The number of signatories on the Prompt Payment Code, set up by the Institute of Credit Management in October last year, has tripled in the last few months, it was reported last week. Currently there are 1,319 businesses signed up to the code, with 64 of these being FTSE 100 companies. In total, 121 FTSE 350 firms have committed to the code, up from just 39 in October. The code was originally set up to commit the UK’s biggest firms to reducing the burden of late payments on smaller firms by paying them quicker, so ensuring their cashflow isn’t hindered. However, fears persist that the code is being used more as a publicity exercise, with major companies working on long payment times of 90 days or more still allowed to sign the code. The Forum of Private Business (FPB) has urged for the code to be altered to prevent businesses with payment terms of 90 days signing up. Phil Orford, Chief Executive of the FPB, said: “No one in their right mind can think 90-day payment terms are prompt, so why should they be allowed to sign the Prompt Payment Code? It’s a ridiculous situation that has to stop.”
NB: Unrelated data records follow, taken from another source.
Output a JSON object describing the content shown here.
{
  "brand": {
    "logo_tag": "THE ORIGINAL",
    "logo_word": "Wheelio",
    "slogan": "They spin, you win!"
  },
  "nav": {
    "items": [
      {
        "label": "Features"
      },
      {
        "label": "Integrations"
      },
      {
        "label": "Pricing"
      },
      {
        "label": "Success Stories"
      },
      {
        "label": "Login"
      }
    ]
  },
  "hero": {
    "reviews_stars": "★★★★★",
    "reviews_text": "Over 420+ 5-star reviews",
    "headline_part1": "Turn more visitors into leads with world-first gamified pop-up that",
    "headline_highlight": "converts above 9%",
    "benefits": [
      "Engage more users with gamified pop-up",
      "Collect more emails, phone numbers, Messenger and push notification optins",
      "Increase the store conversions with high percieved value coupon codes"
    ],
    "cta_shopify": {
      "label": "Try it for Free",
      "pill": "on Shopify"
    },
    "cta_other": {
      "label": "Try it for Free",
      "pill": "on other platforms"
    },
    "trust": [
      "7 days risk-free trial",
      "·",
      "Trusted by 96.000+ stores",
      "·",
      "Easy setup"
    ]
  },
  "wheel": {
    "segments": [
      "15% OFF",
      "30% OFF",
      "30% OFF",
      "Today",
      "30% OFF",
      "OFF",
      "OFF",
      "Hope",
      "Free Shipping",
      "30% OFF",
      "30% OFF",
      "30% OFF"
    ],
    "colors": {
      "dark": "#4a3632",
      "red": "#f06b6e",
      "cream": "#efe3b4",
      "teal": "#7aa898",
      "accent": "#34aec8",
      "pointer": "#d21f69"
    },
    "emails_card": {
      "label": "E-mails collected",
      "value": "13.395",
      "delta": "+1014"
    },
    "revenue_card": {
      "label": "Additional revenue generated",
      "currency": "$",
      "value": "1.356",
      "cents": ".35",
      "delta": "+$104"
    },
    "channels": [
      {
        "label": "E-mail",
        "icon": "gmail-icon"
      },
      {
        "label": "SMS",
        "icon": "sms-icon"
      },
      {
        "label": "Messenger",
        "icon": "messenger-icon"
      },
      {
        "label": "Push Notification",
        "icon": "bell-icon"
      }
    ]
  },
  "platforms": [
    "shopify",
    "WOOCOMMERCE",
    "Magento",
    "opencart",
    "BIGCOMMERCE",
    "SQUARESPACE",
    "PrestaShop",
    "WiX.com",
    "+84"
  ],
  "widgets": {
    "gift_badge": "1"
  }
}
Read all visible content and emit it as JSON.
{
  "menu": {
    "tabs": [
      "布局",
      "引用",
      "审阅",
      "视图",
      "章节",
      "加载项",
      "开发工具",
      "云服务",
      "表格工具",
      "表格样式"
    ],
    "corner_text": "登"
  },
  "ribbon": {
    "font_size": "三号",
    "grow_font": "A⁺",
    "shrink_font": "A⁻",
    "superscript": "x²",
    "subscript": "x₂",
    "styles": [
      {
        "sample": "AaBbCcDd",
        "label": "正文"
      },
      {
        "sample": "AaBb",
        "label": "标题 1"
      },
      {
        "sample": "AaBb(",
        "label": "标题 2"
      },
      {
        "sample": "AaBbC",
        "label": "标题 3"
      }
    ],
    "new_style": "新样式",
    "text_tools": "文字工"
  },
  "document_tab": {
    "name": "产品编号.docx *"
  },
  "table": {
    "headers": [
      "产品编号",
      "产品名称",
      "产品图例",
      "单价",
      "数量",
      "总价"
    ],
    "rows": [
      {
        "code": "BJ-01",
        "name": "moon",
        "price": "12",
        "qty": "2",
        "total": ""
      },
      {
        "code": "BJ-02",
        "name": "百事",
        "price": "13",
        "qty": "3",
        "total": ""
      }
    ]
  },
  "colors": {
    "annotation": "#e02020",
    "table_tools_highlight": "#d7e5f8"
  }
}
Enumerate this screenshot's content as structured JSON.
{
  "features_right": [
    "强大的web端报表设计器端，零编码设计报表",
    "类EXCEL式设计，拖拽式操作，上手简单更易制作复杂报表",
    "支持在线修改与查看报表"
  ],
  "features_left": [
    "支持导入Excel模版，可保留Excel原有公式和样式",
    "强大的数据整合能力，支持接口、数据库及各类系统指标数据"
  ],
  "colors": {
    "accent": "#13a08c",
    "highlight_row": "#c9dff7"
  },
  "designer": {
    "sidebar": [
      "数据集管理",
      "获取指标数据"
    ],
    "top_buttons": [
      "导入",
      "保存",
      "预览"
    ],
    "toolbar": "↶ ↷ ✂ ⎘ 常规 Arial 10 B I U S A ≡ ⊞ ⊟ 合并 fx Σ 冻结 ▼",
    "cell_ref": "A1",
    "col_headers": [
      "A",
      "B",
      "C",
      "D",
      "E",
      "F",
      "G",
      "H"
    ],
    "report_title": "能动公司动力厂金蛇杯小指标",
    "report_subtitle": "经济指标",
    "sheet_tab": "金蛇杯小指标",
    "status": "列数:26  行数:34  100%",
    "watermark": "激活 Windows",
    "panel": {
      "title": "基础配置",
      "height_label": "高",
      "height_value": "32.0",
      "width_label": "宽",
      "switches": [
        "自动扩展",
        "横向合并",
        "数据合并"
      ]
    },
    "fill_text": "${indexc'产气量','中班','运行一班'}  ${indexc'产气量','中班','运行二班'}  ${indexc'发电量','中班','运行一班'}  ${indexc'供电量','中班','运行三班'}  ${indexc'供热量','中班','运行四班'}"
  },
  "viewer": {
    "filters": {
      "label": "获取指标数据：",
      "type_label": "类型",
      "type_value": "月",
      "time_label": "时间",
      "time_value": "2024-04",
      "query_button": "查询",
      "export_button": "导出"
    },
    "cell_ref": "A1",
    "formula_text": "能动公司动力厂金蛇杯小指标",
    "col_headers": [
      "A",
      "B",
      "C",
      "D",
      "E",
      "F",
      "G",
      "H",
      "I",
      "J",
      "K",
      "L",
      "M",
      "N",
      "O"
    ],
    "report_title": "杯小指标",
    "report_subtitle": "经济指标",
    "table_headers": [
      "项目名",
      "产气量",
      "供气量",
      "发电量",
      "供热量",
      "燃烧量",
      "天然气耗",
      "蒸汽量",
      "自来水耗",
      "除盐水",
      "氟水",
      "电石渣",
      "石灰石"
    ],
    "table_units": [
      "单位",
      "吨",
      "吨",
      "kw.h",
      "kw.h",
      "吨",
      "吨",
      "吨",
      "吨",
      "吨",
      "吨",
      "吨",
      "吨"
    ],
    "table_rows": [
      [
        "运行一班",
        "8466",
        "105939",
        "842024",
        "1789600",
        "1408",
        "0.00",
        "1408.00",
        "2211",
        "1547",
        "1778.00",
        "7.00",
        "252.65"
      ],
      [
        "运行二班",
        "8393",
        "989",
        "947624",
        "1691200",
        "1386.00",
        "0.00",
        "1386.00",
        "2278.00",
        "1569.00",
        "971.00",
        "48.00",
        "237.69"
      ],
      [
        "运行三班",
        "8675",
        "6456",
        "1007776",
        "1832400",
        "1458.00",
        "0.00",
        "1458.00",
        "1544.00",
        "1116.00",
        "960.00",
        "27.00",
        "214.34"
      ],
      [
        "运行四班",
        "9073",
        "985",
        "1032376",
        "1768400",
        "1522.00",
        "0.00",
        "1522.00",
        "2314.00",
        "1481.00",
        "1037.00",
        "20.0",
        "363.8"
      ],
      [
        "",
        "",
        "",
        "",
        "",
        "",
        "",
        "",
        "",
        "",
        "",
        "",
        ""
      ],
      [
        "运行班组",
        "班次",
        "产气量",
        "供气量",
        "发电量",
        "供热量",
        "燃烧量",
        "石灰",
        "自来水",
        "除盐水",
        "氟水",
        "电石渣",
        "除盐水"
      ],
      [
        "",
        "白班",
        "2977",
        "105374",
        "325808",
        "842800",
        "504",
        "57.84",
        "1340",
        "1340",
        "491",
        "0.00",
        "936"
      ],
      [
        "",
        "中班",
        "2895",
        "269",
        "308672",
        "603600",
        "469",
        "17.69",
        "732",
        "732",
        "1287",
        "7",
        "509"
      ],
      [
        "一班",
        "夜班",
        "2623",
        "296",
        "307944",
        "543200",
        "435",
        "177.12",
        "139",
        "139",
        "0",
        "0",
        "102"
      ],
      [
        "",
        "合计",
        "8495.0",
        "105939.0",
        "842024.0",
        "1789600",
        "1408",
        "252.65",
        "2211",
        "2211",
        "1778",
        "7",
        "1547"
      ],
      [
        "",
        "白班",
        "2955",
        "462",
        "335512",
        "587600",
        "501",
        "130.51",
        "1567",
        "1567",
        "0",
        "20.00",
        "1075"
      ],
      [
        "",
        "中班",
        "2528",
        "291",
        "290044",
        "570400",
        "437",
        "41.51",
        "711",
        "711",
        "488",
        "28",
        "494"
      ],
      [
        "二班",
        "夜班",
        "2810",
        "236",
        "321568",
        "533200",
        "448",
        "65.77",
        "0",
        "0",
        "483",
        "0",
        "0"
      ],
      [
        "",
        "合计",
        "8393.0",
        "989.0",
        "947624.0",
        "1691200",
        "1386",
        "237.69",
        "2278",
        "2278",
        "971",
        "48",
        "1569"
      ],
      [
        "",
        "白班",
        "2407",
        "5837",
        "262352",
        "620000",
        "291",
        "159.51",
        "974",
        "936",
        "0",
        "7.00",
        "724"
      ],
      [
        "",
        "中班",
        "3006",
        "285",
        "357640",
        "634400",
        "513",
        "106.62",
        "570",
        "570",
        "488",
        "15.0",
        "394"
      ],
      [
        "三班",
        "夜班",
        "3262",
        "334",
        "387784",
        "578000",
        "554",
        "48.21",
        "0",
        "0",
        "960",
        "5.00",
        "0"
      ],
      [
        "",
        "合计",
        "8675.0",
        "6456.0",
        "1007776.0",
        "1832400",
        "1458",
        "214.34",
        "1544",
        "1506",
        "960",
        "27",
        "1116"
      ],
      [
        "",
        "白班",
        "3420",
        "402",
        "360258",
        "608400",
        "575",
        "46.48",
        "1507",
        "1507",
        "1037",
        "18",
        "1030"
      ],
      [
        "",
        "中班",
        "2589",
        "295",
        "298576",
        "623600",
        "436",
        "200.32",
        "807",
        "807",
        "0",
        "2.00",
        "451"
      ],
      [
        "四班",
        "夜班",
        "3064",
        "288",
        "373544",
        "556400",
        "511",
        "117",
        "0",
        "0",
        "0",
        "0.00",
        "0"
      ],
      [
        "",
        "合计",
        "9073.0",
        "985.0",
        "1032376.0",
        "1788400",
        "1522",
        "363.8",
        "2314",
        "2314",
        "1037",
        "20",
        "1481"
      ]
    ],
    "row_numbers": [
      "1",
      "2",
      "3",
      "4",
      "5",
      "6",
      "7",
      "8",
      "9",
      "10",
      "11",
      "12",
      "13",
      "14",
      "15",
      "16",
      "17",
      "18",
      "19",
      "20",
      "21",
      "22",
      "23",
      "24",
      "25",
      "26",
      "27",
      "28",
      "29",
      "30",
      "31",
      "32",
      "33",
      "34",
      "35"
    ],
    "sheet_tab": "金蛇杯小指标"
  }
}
A new EU directive on late payments is set to benefit a number of SMEs, especially those dealing with the government. On 13th March, the Late Payment Directive will take force, which will see 30 days be the standard payment period unless otherwise stated. This will particularly affect public authorities, which will be committed to setting invoices inside 30 days, or, if exceptional circumstances dictate, 60 days. For more information on the new initiative, see this link.